|Lee crosses the Potomac|
The failure of Pickett's charge signaled the end of Confederate offensives at Gettysburg. Lee's offensive strength had been used up. The army had tried for two days the break the same Union line, and they had failed. The only question remaining was what would be Meade's response on the 4th of July, 150 years ago today? Would he follow the example of George B. McClellan in the Seven Days and retreat after winning a victory? Would he just remain in position? Or would he attack the greatly weakened Confederate army? Lee kept his men in position hoping that Meade might withdraw from his lines. But as rain began to fall in the early afternoon, it became clear that Meade would not move, and Lee began making preparations for a withdrawal back to Virginia.

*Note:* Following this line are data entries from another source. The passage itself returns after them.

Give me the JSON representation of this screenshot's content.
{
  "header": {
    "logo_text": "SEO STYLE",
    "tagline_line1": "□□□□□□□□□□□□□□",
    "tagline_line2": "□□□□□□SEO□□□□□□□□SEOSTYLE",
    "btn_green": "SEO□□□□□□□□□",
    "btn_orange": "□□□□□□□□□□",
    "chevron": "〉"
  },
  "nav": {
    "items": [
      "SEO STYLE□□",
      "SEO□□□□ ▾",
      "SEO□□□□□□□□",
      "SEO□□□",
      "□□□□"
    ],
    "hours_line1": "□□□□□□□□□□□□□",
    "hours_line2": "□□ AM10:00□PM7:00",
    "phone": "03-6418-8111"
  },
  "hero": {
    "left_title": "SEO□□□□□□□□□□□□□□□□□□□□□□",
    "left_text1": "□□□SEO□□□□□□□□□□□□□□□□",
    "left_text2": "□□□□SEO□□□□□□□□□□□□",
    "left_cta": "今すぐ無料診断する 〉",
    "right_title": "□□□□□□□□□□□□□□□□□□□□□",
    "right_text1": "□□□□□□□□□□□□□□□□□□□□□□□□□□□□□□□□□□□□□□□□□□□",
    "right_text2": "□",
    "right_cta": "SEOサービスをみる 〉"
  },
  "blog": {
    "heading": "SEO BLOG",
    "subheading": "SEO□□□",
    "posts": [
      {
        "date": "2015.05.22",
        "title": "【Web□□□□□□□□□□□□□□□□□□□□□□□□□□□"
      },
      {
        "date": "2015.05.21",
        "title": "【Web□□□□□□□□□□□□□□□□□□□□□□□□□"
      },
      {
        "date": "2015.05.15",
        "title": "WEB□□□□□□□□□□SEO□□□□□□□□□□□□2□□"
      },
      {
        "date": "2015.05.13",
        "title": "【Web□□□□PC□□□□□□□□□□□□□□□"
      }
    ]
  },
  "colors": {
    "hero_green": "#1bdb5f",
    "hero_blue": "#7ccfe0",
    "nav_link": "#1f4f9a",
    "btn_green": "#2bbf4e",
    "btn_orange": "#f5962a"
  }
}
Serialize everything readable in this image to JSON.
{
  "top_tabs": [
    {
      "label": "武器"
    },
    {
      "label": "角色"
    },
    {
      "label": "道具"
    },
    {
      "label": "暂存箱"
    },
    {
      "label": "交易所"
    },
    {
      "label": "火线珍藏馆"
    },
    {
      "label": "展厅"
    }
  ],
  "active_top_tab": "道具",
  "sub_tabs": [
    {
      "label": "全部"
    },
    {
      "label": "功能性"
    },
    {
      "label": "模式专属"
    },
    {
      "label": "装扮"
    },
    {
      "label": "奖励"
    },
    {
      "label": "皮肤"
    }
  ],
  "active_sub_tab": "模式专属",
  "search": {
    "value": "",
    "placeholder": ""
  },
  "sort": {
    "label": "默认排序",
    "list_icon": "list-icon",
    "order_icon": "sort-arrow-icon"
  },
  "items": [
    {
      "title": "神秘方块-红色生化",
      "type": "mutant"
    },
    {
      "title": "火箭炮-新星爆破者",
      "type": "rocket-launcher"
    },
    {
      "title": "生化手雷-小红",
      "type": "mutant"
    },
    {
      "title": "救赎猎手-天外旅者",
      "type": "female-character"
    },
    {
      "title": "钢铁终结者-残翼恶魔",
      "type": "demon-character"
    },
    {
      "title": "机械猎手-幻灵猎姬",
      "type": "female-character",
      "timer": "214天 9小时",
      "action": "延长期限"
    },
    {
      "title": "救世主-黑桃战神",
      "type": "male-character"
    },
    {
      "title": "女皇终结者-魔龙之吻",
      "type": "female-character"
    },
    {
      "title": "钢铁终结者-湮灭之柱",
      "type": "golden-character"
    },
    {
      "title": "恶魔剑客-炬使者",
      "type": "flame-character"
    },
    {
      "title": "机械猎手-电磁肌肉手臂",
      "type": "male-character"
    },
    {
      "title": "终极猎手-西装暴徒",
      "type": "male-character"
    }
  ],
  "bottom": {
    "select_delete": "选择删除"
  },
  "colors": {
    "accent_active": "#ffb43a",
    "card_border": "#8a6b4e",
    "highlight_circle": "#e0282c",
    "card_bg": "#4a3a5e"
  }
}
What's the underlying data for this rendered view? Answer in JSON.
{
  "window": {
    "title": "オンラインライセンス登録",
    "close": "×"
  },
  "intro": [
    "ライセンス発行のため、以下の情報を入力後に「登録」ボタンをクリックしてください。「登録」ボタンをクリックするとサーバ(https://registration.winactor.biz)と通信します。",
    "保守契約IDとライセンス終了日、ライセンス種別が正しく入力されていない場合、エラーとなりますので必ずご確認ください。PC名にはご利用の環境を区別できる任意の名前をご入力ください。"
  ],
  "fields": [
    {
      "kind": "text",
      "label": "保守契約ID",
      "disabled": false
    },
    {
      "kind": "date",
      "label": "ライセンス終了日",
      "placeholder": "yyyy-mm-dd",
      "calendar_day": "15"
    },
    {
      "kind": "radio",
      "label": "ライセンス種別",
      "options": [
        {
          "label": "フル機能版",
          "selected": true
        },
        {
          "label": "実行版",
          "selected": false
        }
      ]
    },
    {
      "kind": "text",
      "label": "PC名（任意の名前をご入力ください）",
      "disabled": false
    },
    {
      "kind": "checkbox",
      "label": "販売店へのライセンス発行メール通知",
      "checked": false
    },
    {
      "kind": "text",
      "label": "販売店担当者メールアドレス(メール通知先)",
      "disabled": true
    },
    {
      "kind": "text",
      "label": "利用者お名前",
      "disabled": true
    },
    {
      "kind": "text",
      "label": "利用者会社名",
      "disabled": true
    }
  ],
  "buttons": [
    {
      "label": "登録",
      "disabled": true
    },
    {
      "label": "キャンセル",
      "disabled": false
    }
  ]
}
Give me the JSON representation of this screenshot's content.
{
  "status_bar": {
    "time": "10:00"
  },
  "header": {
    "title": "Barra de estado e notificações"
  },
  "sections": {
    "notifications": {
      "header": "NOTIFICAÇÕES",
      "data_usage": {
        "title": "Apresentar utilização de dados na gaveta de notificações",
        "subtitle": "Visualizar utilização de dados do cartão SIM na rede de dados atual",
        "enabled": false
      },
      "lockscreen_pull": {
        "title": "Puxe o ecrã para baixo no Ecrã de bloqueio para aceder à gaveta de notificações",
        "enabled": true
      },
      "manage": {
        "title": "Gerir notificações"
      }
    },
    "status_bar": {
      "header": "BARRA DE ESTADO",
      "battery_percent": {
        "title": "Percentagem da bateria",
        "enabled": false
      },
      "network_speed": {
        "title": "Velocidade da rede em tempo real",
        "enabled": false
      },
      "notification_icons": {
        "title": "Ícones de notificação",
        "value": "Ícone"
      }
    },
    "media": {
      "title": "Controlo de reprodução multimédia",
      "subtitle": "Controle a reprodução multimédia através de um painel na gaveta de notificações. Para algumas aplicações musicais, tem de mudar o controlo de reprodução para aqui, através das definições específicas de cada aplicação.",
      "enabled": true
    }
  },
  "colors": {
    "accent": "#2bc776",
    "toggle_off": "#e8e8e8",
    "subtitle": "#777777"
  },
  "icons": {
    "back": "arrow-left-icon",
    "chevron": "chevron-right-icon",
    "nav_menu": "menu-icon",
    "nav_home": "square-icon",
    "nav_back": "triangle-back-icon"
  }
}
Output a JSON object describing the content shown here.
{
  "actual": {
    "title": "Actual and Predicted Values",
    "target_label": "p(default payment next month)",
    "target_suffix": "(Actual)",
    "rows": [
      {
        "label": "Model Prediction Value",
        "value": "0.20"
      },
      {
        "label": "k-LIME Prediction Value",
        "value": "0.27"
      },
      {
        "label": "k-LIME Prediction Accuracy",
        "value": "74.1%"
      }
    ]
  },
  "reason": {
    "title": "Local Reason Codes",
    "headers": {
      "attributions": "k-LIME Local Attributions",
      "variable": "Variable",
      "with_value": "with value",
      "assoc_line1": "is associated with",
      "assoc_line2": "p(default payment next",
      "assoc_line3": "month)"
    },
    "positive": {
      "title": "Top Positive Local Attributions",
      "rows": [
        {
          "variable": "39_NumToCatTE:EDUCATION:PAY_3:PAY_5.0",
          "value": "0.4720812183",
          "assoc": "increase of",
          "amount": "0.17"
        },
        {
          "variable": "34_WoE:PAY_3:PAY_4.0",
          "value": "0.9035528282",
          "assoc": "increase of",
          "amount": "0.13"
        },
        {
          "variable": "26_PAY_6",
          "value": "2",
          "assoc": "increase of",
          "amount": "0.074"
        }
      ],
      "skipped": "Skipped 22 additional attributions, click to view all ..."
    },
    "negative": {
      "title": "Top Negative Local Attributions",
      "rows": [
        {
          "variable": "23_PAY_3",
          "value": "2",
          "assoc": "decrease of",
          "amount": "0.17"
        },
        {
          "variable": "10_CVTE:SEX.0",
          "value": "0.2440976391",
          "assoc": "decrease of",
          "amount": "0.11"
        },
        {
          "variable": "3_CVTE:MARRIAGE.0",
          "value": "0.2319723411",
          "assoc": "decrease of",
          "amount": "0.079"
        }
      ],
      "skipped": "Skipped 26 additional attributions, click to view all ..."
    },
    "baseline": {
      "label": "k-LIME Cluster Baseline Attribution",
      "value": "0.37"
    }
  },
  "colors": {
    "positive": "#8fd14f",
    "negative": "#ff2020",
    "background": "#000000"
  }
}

That night the Confederate army set out, first Hill, then Longstreet and finally Ewell bringing up the rear.